The sovereign debt crises around the world rumble on. If it isn’t the UK and other European countries being downgraded or threatened with downgrades by credit rating agencies, then it’s the latest twists in the Greek saga.
You’d be forgiven for thinking that it’s all doom and gloom in the bond markets.
However, some countries are having their credit ratings raised. Fitch has just upgraded Icelandic debt to BBB-. This means that all three major agencies, (the other two being Standard & Poor’s and Moody’s) consider Icelandic debt to be investment grade once again. It costs nearly the same amount to insure Belgian debt against default as it does that of Iceland’s government.
And it’s not just markets and rating agencies who are happy – Iceland’s unemployment is only 7.2%, and GDP growth is expected to come in at 2.4% this year. That’s a lot stronger than anything forecast for the UK or the rest of Europe.
So what went right for Iceland? And what can we learn from its experience?
How Iceland’s problems started
From 2003 to 2008, Iceland went on a debt-fuelled buying spree. Iceland’s major banks began borrowing from international lenders on a huge scale to finance asset purchases. The population followed suit, borrowing from low interest-rate countries like Japan to bet on domestic assets (the carry trade).
While prices remained high, the banks made big profits, and a booming property market allowed ordinary people to borrow even more. At the peak of the debt bubble, the top three banks owed lenders debts equivalent to six times Iceland’s GDP.
Even rising interest rates could not halt the cycle, as foreign lenders piled in to take advantage of a strong currency and high-yielding Icelandic debt.
The warning signs were apparent for a good while even before the credit crunch kicked in. However, the party finally came to an end in October 2008 when the international financial crisis hit asset prices. The country’s over-levered banks were forced into bankruptcy.
What Iceland did
Governments around the world bailed out their financial sectors. The US government bought stakes in key banks and lent them money. Britain nationalised RBS, assuming all its debts. Ireland guaranteed all the debts of its six largest banks.
However, Iceland took a different tack. The government declared that it would only save domestic bank account holders – everyone else would have to fight over the remaining assets.
It also refused to pay foreign governments for the cost of compensating retail depositors in foreign subsidiaries of Iceland’s banks. Although a deal that would have paid the debts, over a longer schedule, was nearly agreed twice, it finally collapse due to public opposition.
Meanwhile, instead of trying to prop up its currency, Iceland let the value of the krona more than halve. It also imposed capital controls to prevent money leaving the country.
Make no mistake: Iceland still took a big hit.
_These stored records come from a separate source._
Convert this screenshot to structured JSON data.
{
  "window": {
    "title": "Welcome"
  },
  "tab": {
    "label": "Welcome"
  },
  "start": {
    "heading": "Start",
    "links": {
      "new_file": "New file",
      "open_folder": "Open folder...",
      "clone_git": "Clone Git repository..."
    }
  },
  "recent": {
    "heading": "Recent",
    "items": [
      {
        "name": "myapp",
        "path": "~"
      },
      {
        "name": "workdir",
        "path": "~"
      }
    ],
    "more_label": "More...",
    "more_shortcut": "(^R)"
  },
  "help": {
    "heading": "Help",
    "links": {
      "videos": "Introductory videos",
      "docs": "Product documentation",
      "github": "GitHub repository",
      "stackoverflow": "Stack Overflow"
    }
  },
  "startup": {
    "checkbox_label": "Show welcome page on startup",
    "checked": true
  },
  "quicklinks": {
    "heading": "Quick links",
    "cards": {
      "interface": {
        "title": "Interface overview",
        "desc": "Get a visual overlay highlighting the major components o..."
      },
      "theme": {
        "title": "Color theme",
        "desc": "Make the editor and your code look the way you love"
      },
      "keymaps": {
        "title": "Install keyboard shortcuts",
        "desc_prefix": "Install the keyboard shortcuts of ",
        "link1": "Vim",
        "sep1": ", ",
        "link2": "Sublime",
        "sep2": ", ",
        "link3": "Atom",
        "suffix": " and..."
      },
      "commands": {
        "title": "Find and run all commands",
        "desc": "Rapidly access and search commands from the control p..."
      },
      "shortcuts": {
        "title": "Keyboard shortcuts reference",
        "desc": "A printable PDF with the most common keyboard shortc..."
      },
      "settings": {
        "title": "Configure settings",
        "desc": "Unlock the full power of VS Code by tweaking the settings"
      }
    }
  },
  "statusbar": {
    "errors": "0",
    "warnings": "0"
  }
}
From the peak in the third quarter of 2007 to the trough in the second quarter of 2010, the economy shrank by 14.3%. The fall in the value of the krona pushed inflation up to nearly 19%.
The collapse of the banks decimated domestic stock markets. On 17 August 2007 the stock market peaked at 8,238. By 13 March 2009 – just over 18 months later – it reached a low of 379.93; a fall of more than 95%.
The decision not to compensate British and Dutch regulators for bailing out investors turned Iceland into an international pariah. The UK used anti-terror laws to freeze the assets of the Icelandic central bank. And Iceland may end up having to pay up anyway, if it loses an European Economic Area case against it.
That all sounds appalling. And most Icelanders would probably tell you that it was. But it’s only when you compare Iceland’s plight to what happened to other countries that you realise that things could have been much worse – particularly given the sheer scale of its banking bubble.
Cutting real wages through inflation meant that unemployment peaked at an annual rate of 7.6% in 2010 – lower than any of the peripheral European countries, for example. And after the initial plunge, the Icelandic economy has started to grow strongly again: GDP has grown by 6.9% since the second quarter of 2010.
On top of that, the decision not to bail out the banks has meant that debt/GDP levels peaked at an acceptable 100% of GDP, and are set to fall. By contrast, the Greek bail-out deal is hoping to achieve a debt-to-GDP ratio of 120% by 2020 – and that’s the best-case scenario.
The lessons for Europe
Iceland’s problems were closer to those of Ireland than those of Greece: the explosion of an outsized financial sector rather than a chronic inability to balance revenue and spending in the context of a fixed currency.
However, there are two key lessons that the rest of us, and those two countries in particular, can learn from Iceland. To avoid having banks drag them into bankruptcy, governments should focus on saving depositors only – not other bank creditors. That’s the lesson for Ireland.
As for Greece, Iceland’s experience suggests that devaluation and capital controls may be the least painful solution to an economic contraction.
None of this is easy or painless, as the Icelanders could tell you. And it doesn’t alter the fact that the best way to avoid a bust is to avoid having an unsustainable boom in the first place. Unfortunately, that’s a lesson that none of us seems able to learn.